» PROVIDED DATA:
>>>>>

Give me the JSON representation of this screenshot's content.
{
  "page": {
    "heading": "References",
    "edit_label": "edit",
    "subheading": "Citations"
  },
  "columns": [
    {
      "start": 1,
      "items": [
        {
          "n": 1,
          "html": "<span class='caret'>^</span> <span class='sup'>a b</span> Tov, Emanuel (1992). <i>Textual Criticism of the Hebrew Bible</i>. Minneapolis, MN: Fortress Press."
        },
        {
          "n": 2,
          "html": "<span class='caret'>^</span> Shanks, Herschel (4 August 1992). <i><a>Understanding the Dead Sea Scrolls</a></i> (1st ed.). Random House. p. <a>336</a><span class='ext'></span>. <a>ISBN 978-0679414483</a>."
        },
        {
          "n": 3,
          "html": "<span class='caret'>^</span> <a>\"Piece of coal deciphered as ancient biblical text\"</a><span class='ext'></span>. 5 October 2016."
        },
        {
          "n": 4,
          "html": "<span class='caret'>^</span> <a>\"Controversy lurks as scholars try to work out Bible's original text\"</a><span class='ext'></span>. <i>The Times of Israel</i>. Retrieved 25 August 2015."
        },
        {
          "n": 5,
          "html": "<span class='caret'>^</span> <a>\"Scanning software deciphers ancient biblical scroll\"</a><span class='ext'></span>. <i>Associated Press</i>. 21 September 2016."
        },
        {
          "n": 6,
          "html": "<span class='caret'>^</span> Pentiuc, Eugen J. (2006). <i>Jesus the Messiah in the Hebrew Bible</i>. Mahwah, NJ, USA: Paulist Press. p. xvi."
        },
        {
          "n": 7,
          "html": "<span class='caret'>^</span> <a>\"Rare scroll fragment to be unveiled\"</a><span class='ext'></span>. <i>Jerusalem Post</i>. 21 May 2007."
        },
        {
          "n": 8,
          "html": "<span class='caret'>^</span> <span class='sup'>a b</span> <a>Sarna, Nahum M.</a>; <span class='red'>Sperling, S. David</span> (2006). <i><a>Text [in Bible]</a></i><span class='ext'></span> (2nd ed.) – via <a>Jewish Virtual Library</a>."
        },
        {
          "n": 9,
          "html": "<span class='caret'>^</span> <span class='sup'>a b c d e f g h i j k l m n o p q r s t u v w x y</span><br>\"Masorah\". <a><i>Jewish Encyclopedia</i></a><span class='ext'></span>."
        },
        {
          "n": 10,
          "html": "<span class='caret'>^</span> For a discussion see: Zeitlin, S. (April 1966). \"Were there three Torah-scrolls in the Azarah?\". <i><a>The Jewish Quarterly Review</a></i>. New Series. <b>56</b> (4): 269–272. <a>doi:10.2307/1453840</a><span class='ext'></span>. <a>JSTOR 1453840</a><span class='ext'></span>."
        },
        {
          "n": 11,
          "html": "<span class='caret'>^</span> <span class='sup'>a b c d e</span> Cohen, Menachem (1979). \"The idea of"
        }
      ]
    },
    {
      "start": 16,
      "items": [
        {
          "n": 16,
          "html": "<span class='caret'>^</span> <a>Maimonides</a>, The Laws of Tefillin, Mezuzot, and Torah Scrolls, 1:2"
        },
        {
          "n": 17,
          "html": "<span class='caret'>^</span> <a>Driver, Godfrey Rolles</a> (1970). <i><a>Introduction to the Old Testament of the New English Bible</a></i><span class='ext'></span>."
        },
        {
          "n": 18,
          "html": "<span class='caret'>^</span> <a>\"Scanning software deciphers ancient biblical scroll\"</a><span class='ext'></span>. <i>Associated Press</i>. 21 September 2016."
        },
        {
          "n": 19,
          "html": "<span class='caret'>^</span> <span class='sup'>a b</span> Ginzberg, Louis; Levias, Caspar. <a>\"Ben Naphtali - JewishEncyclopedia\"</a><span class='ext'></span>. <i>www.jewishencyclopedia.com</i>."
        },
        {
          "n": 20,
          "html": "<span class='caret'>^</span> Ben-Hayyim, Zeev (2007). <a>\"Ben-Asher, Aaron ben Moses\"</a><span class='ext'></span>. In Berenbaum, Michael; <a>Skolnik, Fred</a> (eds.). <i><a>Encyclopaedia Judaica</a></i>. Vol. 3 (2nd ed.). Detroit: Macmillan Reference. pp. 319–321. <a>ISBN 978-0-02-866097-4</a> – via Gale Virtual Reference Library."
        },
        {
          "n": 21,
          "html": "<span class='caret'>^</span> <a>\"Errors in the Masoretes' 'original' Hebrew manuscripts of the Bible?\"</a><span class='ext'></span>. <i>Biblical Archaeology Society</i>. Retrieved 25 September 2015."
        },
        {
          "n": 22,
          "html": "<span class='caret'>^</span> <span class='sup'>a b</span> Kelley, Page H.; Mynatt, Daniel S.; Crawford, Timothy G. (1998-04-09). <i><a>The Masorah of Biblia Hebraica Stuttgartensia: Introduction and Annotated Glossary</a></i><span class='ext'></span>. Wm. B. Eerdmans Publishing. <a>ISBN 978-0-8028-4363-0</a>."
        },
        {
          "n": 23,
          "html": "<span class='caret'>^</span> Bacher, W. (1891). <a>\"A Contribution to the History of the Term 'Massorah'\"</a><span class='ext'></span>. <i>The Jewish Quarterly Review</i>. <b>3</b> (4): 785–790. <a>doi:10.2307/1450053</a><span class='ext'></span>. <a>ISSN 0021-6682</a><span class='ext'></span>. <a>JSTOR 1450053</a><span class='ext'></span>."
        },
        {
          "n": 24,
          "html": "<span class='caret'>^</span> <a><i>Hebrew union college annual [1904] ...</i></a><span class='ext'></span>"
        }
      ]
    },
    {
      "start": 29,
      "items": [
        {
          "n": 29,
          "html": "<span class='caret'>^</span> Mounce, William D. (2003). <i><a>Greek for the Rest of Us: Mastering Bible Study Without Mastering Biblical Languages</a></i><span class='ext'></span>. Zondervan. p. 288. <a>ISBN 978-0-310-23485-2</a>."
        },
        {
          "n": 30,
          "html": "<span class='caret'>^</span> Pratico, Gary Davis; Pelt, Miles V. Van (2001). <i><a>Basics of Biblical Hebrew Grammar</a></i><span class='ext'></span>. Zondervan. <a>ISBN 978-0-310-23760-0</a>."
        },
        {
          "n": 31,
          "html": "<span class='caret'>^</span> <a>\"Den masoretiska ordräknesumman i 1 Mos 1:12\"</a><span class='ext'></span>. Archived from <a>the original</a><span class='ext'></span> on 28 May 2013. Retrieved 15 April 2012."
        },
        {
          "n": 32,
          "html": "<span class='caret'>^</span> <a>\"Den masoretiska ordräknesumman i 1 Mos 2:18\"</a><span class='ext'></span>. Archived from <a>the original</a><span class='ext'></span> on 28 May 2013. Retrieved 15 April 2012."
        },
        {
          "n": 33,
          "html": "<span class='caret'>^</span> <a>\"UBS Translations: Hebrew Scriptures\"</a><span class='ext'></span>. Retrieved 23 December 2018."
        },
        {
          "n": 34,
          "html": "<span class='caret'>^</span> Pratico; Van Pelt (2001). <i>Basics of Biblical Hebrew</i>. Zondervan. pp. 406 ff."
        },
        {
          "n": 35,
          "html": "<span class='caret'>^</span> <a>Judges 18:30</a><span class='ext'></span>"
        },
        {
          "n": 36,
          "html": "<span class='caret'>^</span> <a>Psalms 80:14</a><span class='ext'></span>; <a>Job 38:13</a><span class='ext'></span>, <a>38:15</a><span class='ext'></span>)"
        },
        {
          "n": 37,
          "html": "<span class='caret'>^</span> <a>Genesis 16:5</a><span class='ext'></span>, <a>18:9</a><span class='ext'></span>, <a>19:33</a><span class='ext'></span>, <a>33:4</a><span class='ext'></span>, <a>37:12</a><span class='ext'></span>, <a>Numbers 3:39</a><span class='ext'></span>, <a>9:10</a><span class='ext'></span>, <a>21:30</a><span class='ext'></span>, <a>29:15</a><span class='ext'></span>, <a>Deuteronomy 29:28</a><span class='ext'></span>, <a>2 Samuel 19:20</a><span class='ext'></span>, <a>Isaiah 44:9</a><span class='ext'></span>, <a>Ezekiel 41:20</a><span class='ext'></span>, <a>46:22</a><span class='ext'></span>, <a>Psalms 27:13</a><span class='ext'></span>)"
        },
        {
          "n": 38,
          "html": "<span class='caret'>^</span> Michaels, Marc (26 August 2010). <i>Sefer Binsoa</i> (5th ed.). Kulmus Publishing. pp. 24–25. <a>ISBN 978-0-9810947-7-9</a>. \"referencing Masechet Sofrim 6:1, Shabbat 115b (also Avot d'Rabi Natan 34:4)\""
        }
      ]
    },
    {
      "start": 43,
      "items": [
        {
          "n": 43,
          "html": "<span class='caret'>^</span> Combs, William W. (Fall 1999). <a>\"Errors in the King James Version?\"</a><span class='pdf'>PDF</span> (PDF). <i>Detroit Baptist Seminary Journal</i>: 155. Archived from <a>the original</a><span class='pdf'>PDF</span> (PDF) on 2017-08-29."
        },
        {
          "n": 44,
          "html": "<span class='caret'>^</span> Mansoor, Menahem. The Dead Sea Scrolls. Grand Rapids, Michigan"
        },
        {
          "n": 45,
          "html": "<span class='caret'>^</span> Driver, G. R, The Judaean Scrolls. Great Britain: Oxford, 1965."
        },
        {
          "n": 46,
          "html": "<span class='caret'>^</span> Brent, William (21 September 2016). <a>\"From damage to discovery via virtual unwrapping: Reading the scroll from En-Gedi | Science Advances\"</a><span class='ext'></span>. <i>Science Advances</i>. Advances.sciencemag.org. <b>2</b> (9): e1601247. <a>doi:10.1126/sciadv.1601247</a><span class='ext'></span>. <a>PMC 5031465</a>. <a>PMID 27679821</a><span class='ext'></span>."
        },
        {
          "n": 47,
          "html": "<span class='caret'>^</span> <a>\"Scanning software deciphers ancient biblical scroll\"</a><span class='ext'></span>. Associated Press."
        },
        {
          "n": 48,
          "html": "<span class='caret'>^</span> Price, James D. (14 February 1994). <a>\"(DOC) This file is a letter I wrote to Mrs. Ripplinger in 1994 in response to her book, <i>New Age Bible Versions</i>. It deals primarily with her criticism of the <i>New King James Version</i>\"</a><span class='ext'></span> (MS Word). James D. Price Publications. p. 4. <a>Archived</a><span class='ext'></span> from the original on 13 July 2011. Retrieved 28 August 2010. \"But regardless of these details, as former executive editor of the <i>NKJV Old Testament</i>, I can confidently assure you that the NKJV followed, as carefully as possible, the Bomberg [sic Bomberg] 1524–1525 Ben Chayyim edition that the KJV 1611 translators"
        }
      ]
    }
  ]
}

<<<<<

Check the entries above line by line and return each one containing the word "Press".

          "html": "<span class='caret'>^</span> <span class='sup'>a b</span> Tov, Emanuel (1992). <i>Textual Criticism of the Hebrew Bible</i>. Minneapolis, MN: Fortress Press."
          "html": "<span class='caret'>^</span> <a>\"Scanning software deciphers ancient biblical scroll\"</a><span class='ext'></span>. <i>Associated Press</i>. 21 September 2016."
          "html": "<span class='caret'>^</span> Pentiuc, Eugen J. (2006). <i>Jesus the Messiah in the Hebrew Bible</i>. Mahwah, NJ, USA: Paulist Press. p. xvi."
          "html": "<span class='caret'>^</span> <a>\"Scanning software deciphers ancient biblical scroll\"</a><span class='ext'></span>. <i>Associated Press</i>. 21 September 2016."
          "html": "<span class='caret'>^</span> <a>\"Scanning software deciphers ancient biblical scroll\"</a><span class='ext'></span>. Associated Press."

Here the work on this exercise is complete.